Meanwhile, “sources” close to the prime minister are dropping hints in the national press that the federal Liberals are “actively considering” blocking expansion of the TMX if Mr. Kenney goes ahead with blowing up the carbon tax, removing the 100-megatonne carbon cap, and implementing other parts of the ecocidal Kenney-Conservative agenda.
“The logic is that if there is no climate change plan, there can be no more pipelines,” columnist John Ivison wrote in the National Post on Thursday. That, he noted, “would likely play well in British Columbia and Quebec, where the Liberals believe they can pick up seats in the October election.”
Indeed it would, and even appearing to let Mr. Kenney’s plans slip through could be disastrous for the Liberals in those two jurisdictions. At the very least, we could expect a bonus for Elizabeth May’s Greens on the West Coast in October if Mr. Trudeau doesn’t stand up to Mr. Kenney’s bluster, and even a respite for the federal NDP led by Jagmeet Singh.
The PM also has to know that if he does permit Mr. Kenney’s agenda to proceed unhindered, the new Alberta premier will loudly proclaim it as a huge victory, evidence of the federal Liberals’ weakness and the bankruptcy of the whole “social license” approach to balancing environmental and economic interests.
So it’s this simple: If Mr. Kenney goes ahead as promised and Mr. Trudeau approves the pipeline anyway, the PM’s path to victory in the fall is very narrow; if he withdraws approval, or even kicks the can down the road, he has a much wider path to another term.
Yeah, no Liberals will be elected in Alberta and the local media will go into hysterics, but so what? Voters have already made up their minds in this province, and local columnists have already slipped over the edge!
On the other hand, the instant Mr. Trudeau announces the TMX is dead, he has lost any possibility he might restrain or influence Mr. Kenney, who will presumably then try to provoke a constitutional crisis by attacking B.C.’s economy in ways we have never seen before in Canadian history. Still, there’s only so much you can do without an army.
So my guess is that notwithstanding the Post’s claim Mr. Trudeau is “itching for a fight,” the federal government’s response will be to plead a need for more study and put off making a decision on the TMX until after the federal election, thereby eating its cake and having it too.
Moreover, as blogger Susan Wright pointed out yesterday, there’s no guarantee federal Opposition Leader Andrew Scheer would do much more for Mr. Kenney than Mr. Trudeau will. After all, the federal Conservative Party faces the same electoral math problem as the Liberals, in reverse. “The federal Conservatives could win every seat west of Ontario and Mr. Scheer would still need 63 seats from central Canada and the Atlantic provinces to form government,” she wrote.
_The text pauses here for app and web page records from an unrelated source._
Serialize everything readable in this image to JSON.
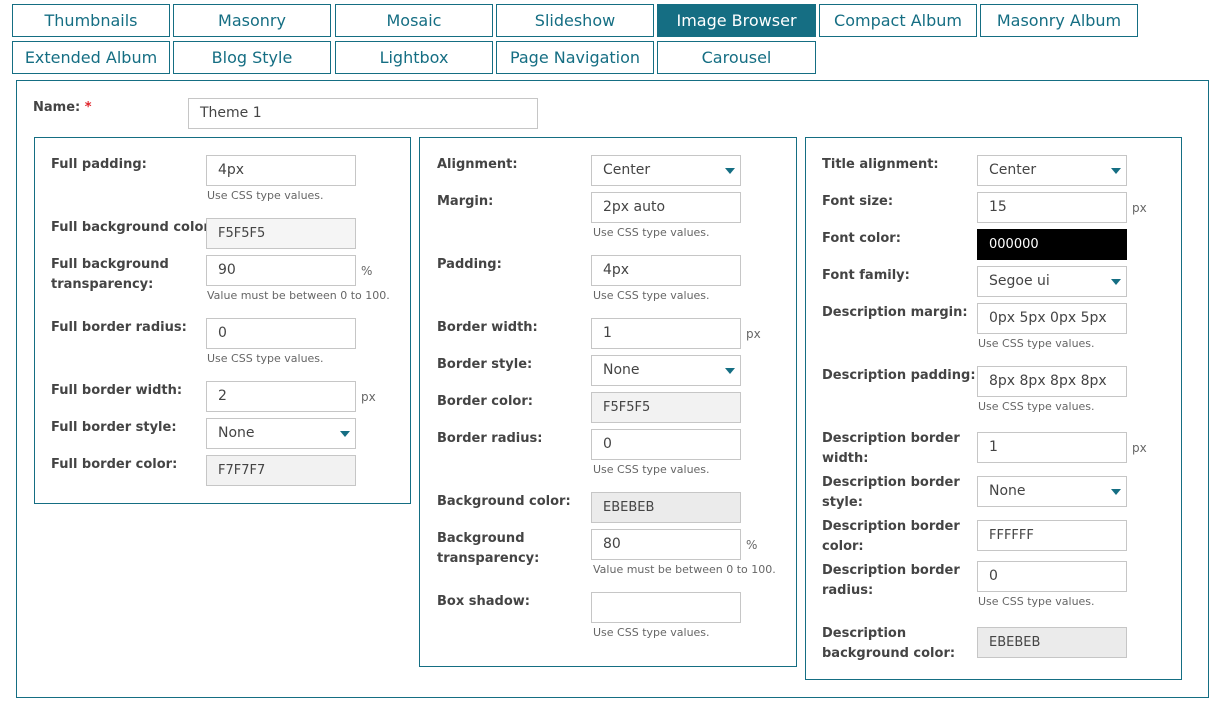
{
  "tabs": [
    {
      "label": "Thumbnails",
      "active": false
    },
    {
      "label": "Masonry",
      "active": false
    },
    {
      "label": "Mosaic",
      "active": false
    },
    {
      "label": "Slideshow",
      "active": false
    },
    {
      "label": "Image Browser",
      "active": true
    },
    {
      "label": "Compact Album",
      "active": false
    },
    {
      "label": "Masonry Album",
      "active": false
    },
    {
      "label": "Extended Album",
      "active": false
    },
    {
      "label": "Blog Style",
      "active": false
    },
    {
      "label": "Lightbox",
      "active": false
    },
    {
      "label": "Page Navigation",
      "active": false
    },
    {
      "label": "Carousel",
      "active": false
    }
  ],
  "colors": {
    "accent": "#156e83",
    "required": "#e0242b",
    "input_border": "#c6c6c6",
    "disabled_bg": "#f2f2f2"
  },
  "name": {
    "label": "Name:",
    "required_mark": "*",
    "value": "Theme 1"
  },
  "col1": {
    "full_padding": {
      "label": "Full padding:",
      "value": "4px",
      "hint": "Use CSS type values."
    },
    "full_bg_color": {
      "label": "Full background color:",
      "value": "F5F5F5"
    },
    "full_bg_transparency": {
      "label_1": "Full background",
      "label_2": "transparency:",
      "value": "90",
      "unit": "%",
      "hint": "Value must be between 0 to 100."
    },
    "full_border_radius": {
      "label": "Full border radius:",
      "value": "0",
      "hint": "Use CSS type values."
    },
    "full_border_width": {
      "label": "Full border width:",
      "value": "2",
      "unit": "px"
    },
    "full_border_style": {
      "label": "Full border style:",
      "value": "None",
      "icon": "chevron-down-icon"
    },
    "full_border_color": {
      "label": "Full border color:",
      "value": "F7F7F7"
    }
  },
  "col2": {
    "alignment": {
      "label": "Alignment:",
      "value": "Center",
      "icon": "chevron-down-icon"
    },
    "margin": {
      "label": "Margin:",
      "value": "2px auto",
      "hint": "Use CSS type values."
    },
    "padding": {
      "label": "Padding:",
      "value": "4px",
      "hint": "Use CSS type values."
    },
    "border_width": {
      "label": "Border width:",
      "value": "1",
      "unit": "px"
    },
    "border_style": {
      "label": "Border style:",
      "value": "None",
      "icon": "chevron-down-icon"
    },
    "border_color": {
      "label": "Border color:",
      "value": "F5F5F5"
    },
    "border_radius": {
      "label": "Border radius:",
      "value": "0",
      "hint": "Use CSS type values."
    },
    "bg_color": {
      "label": "Background color:",
      "value": "EBEBEB"
    },
    "bg_transparency": {
      "label_1": "Background",
      "label_2": "transparency:",
      "value": "80",
      "unit": "%",
      "hint": "Value must be between 0 to 100."
    },
    "box_shadow": {
      "label": "Box shadow:",
      "value": "",
      "hint": "Use CSS type values."
    }
  },
  "col3": {
    "title_alignment": {
      "label": "Title alignment:",
      "value": "Center",
      "icon": "chevron-down-icon"
    },
    "font_size": {
      "label": "Font size:",
      "value": "15",
      "unit": "px"
    },
    "font_color": {
      "label": "Font color:",
      "value": "000000"
    },
    "font_family": {
      "label": "Font family:",
      "value": "Segoe ui",
      "icon": "chevron-down-icon"
    },
    "desc_margin": {
      "label": "Description margin:",
      "value": "0px 5px 0px 5px",
      "hint": "Use CSS type values."
    },
    "desc_padding": {
      "label": "Description padding:",
      "value": "8px 8px 8px 8px",
      "hint": "Use CSS type values."
    },
    "desc_border_width": {
      "label_1": "Description border",
      "label_2": "width:",
      "value": "1",
      "unit": "px"
    },
    "desc_border_style": {
      "label_1": "Description border",
      "label_2": "style:",
      "value": "None",
      "icon": "chevron-down-icon"
    },
    "desc_border_color": {
      "label_1": "Description border",
      "label_2": "color:",
      "value": "FFFFFF"
    },
    "desc_border_radius": {
      "label_1": "Description border",
      "label_2": "radius:",
      "value": "0",
      "hint": "Use CSS type values."
    },
    "desc_bg_color": {
      "label_1": "Description",
      "label_2": "background color:",
      "value": "EBEBEB"
    }
  }
}
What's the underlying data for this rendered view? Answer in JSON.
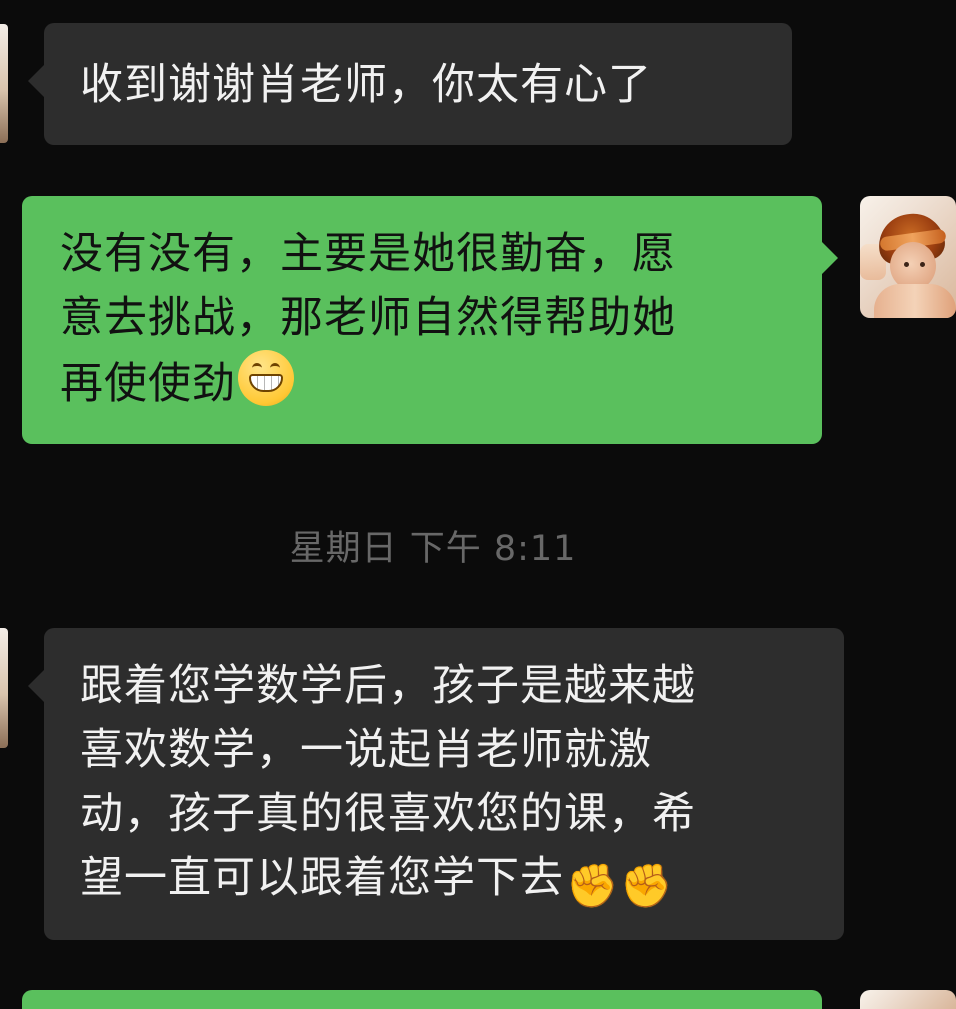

Meanwhile, regardless of what happens with the TMX, there is another game afoot as well: the Liberal government’s desire to remain Canada’s Natural Governing Party and Mr. Kenney’s obvious ambition to return to Ottawa in prime ministerial triumph.
For Mr. Kenney’s ambition to be realized, the federal Conservatives must lose the 2019 election to Mr. Trudeau – else the ambitious Alberta premier and the rest of us might be stuck with several years of Mr. Scheer as prime minister. Talk about an unappealing prospect all ’round!
This presents some interesting problems for Mr. Kenney. He can’t appear to be too unenthusiastic about a Conservative victory in 2019 without ruining his prospects for inheriting the mantle of national party leadership afterward. Nor can he seem to be too accommodating to Mr. Trudeau.
I imagine Mr. Kenney was as pleased as Mr. Trudeau, therefore, to see recent polling that shows the Liberals finally closing the gap on Mr. Scheer’s Conservatives now that Jody Wilson-Reybould and Jane Philpott are gone from cabinet and the Liberal caucus and the SNC-Lavalin brouhaha seems to be receding into the past.